The reopening of the Arar entry point, which was closed in 1990 following Iraq’s invasion of Kuwait, is intended to strengthen relations between the two neighbours and boost trade.
Riyadh hopes that such a move will help Iraq return to the Arab fold and steer clear of Iran’s destructive influence, which has propped up sectarian militias outside of state control.
This strategy of rapprochement, beginning in 2015 when the kingdom reopened its embassy in Baghdad after a quarter-century break, could allow it to secure stronger economic ties, making it more independent and regain a stronger stature in the region.
The fruits of this effort are already beginning to show. Last April, the United Arab Emirates announced it would finance a $50 million project to rebuild Mosul’s Great Mosque of al-Nuri, a landmark famous for its leaning minaret that was destroyed by the Islamic State. In October 2017, two months before Iraq declared victory over the terrorist group, the Iraqi-Saudi Joint Coordination Council was established to help rebuild devastated areas in Iraq.
This is not enough to forge a different path in Iraq. Saudi Arabia and its allies need to concentrate efforts on reducing Iraq’s dependence on Iranian gas, electricity, refined petroleum products and non-energy exports that provide revenue streams for Tehran, helping it to limit at least some of the economic damage resulting from US trade and investment restrictions.
Riyadh also needs to assist the Iraqi government’s efforts to rein in Iran-backed Shia militias to curtail their influence over some of the economy and their control of checkpoints in some provinces.
Equally critical is Iran’s influence in Lebanon, via its most important international proxy: Hezbollah.
With Lebanon dogged by rampant corruption, political fragmentation and the influence of Hezbollah, Riyadh has been hesitant to lend financial help, concerned that money could end up in the hands of the Iran-backed Shia group.
Saudi Arabia could be changing tunes, though, after a July 15 meeting between King Salman and three former Lebanese prime ministers in Jeddah.
While no concrete measures were announced, the meeting was viewed as a positive sign that Riyadh is committed to re-engaging with its traditional ally, backing Lebanese Prime Minister Saad Hariri to counter Hezbollah and preserving the country’s delicate political balance.
During the meeting, Lebanon’s former prime ministers voiced concern that Hariri was growing weaker as Saudi Arabia disengages. “We feel that the prime minister is being targeted and weakened,” said Tammam Salam, one of the three former prime ministers who met King Salman, along with Fouad Siniora and Najib Mikati.
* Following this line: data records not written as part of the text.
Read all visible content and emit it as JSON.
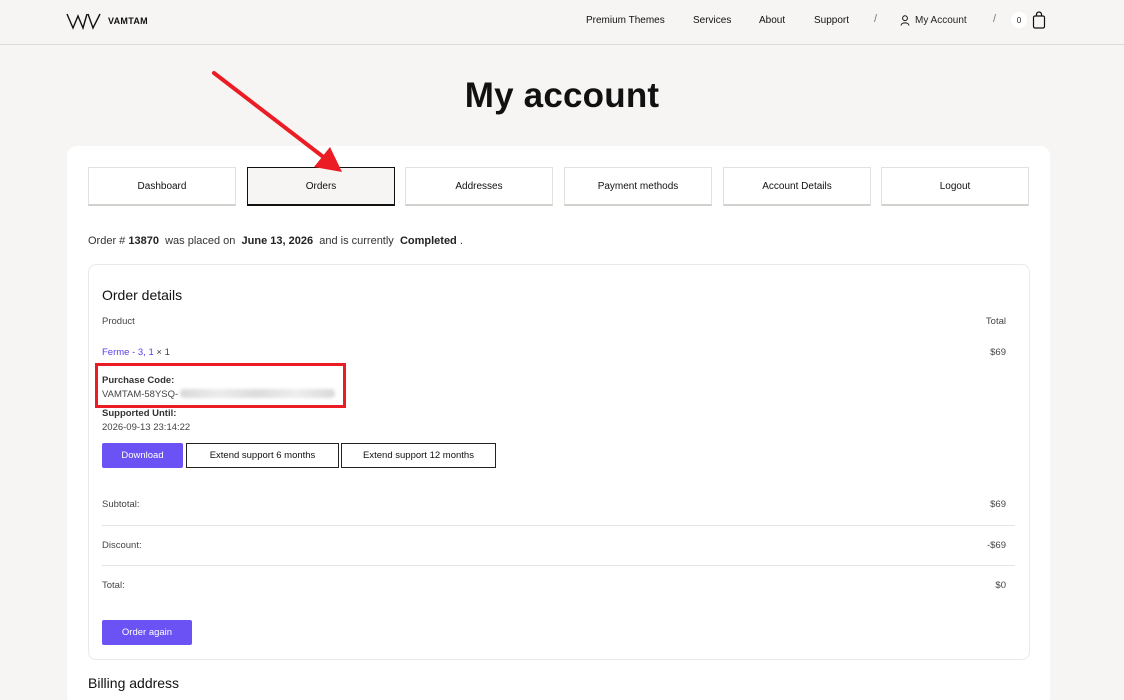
{
  "header": {
    "logo_text": "VAMTAM",
    "nav": [
      "Premium Themes",
      "Services",
      "About",
      "Support"
    ],
    "separator": "/",
    "account_label": "My Account",
    "cart_count": "0"
  },
  "page": {
    "title": "My account"
  },
  "tabs": [
    "Dashboard",
    "Orders",
    "Addresses",
    "Payment methods",
    "Account Details",
    "Logout"
  ],
  "active_tab": "Orders",
  "order_summary": {
    "prefix": "Order #",
    "number": "13870",
    "placed_text": "was placed on",
    "date": "June 13, 2026",
    "status_text": "and is currently",
    "status": "Completed",
    "end": "."
  },
  "order_details": {
    "title": "Order details",
    "col_product": "Product",
    "col_total": "Total",
    "product_link": "Ferme - 3, 1",
    "product_qty": "× 1",
    "product_total": "$69",
    "purchase_code_label": "Purchase Code:",
    "purchase_code_value": "VAMTAM-58YSQ-",
    "supported_until_label": "Supported Until:",
    "supported_until_value": "2026-09-13 23:14:22",
    "btn_download": "Download",
    "btn_extend_6": "Extend support 6 months",
    "btn_extend_12": "Extend support 12 months",
    "subtotal_label": "Subtotal:",
    "subtotal_value": "$69",
    "discount_label": "Discount:",
    "discount_value": "-$69",
    "total_label": "Total:",
    "total_value": "$0",
    "btn_order_again": "Order again"
  },
  "billing": {
    "title": "Billing address"
  },
  "colors": {
    "accent": "#6b52f5",
    "annotation": "#ec1c24"
  },
  "icons": [
    "vamtam-logo-icon",
    "user-icon",
    "shopping-bag-icon",
    "red-arrow-annotation"
  ]
}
Lebanon needs more than Riyadh’s political support to get back on its feet. For the country to confront Iranian influence, a more active Saudi-led role is needed in the security, economic and military fields. There is also a need for broader, more cohesive cooperation with Lebanon to restore its balance of power.
Lebanon needs to take the initiative to return Saudi Arabia into its fold, not simply wait for the country’s financial assistance.
Indeed, Lebanon is a prime example of why Saudi Arabia must remain cautious as it works against Iran’s agenda. Exerting pressure can take different forms but should not in any way alienate the countries Riyadh is cooperating with.
Saudi Arabia has achieved some of its objectives but the path remains quite long and difficult, requiring renewed cooperation and solidarity between the Arab countries that hope to see the Middle East regain stability and peace.